My parents were divorcing and we had just moved to a place called Liddonfield in the Holmesburg section of Philadelphia. I was only 10 years old and I knew we were never rich people by any means, but moving here told me that the best days were behind us financially, at least for the time being. I looked outside on a cold, damp February morning and saw my first sign of life - my next door neighbor. She smiled and said hi and little did I know that a lifelong friendship had just started. I went outside to look around. The neighborhood had a lonely look to it. Small wonder - everybody was in school or working! I hadn't started school yet. I had some settling in to do and would hit school tomorrow. This wasn't a new experience for me. It was another move, another school and another scary and lonely feeling.
As the days went by, I saw that my new friends were very interested in a game that I had never paid too much attention to. Bit by bit, I was gaining interest until I found myself consumed by the sport. I would watch others with a new found enthusiasm. Rarely did I experience such a feeling, if ever. One guy named Joe really had my attention. He, along with the standard repertoire of shots, created some new ones that used to bring back memories when I saw later day pros doing them . Years later, I would think, 'Joe did that years ago'. I would shoot baskets with him on a regular basis. I would never try to copy him, per se’. This I was learning while playing on a sport team that was made up of individual talent. Almost like an artist's work. I spent hours at this game. I even shoveled the snow off the court one time. (I had read that Boston Celtic Great Bob Cousy, as a youngster, had done the same thing. So, good for Bob! Good for me!) I figured that greatness was just down the road! Thinking and talking basketball became the norm for me, a way to connect with friends, as well as a way to enjoy a certain solitude and dream of someday playing pro ball while I perfected my game.
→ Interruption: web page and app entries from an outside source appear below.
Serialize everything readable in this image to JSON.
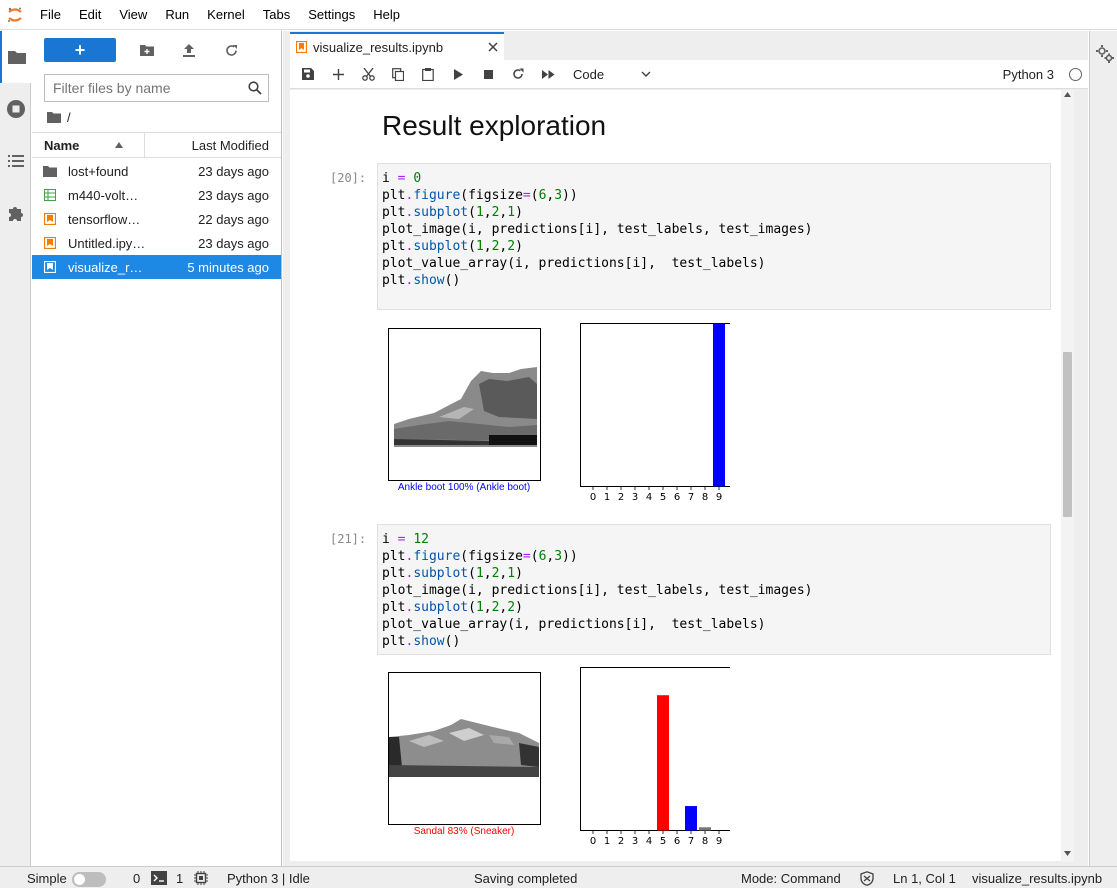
{
  "menu": [
    "File",
    "Edit",
    "View",
    "Run",
    "Kernel",
    "Tabs",
    "Settings",
    "Help"
  ],
  "filebrowser": {
    "filter_placeholder": "Filter files by name",
    "breadcrumb": "/",
    "col_name": "Name",
    "col_modified": "Last Modified",
    "files": [
      {
        "name": "lost+found",
        "modified": "23 days ago",
        "icon": "folder-icon"
      },
      {
        "name": "m440-volt…",
        "modified": "23 days ago",
        "icon": "spreadsheet-icon"
      },
      {
        "name": "tensorflow…",
        "modified": "22 days ago",
        "icon": "notebook-icon"
      },
      {
        "name": "Untitled.ipy…",
        "modified": "23 days ago",
        "icon": "notebook-icon"
      },
      {
        "name": "visualize_r…",
        "modified": "5 minutes ago",
        "icon": "notebook-icon"
      }
    ]
  },
  "tab": {
    "title": "visualize_results.ipynb"
  },
  "toolbar": {
    "cell_type": "Code",
    "kernel": "Python 3"
  },
  "notebook": {
    "heading": "Result exploration",
    "cells": [
      {
        "prompt": "[20]:",
        "caption": "Ankle boot 100% (Ankle boot)",
        "caption_color": "#0000ff"
      },
      {
        "prompt": "[21]:",
        "caption": "Sandal 83% (Sneaker)",
        "caption_color": "#ff0000"
      }
    ]
  },
  "chart_data": [
    {
      "type": "bar",
      "categories": [
        "0",
        "1",
        "2",
        "3",
        "4",
        "5",
        "6",
        "7",
        "8",
        "9"
      ],
      "values": [
        0,
        0,
        0,
        0,
        0,
        0,
        0,
        0,
        0,
        100
      ],
      "colors": [
        "#777777",
        "#777777",
        "#777777",
        "#777777",
        "#777777",
        "#777777",
        "#777777",
        "#777777",
        "#777777",
        "#0000ff"
      ],
      "ylim": [
        0,
        100
      ],
      "title": "",
      "xlabel": "",
      "ylabel": ""
    },
    {
      "type": "bar",
      "categories": [
        "0",
        "1",
        "2",
        "3",
        "4",
        "5",
        "6",
        "7",
        "8",
        "9"
      ],
      "values": [
        0,
        0,
        0,
        0,
        0,
        83,
        0,
        15,
        2,
        0
      ],
      "colors": [
        "#777777",
        "#777777",
        "#777777",
        "#777777",
        "#777777",
        "#ff0000",
        "#777777",
        "#0000ff",
        "#777777",
        "#777777"
      ],
      "ylim": [
        0,
        100
      ],
      "title": "",
      "xlabel": "",
      "ylabel": ""
    }
  ],
  "status": {
    "mode_label": "Simple",
    "terminals": "0",
    "kernels": "1",
    "kernel_state": "Python 3 | Idle",
    "message": "Saving completed",
    "command_mode": "Mode: Command",
    "cursor": "Ln 1, Col 1",
    "file": "visualize_results.ipynb"
  },
  "colors": {
    "accent": "#1976d2",
    "selected": "#1e88e5",
    "notebook_icon": "#f57c00"
  }
}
Kid Teck, whose real name is Anthony Schultz, performs along with Tony Two Step in the well-made video for the original song, No Stress. The video footage includes some of Philadelphia’s most famous landmarks. It begins with Tony Two Step getting off the Philly subway at 15th and Market to meet Kid Teck for their performance at Love Park and when the music starts, it’s magic.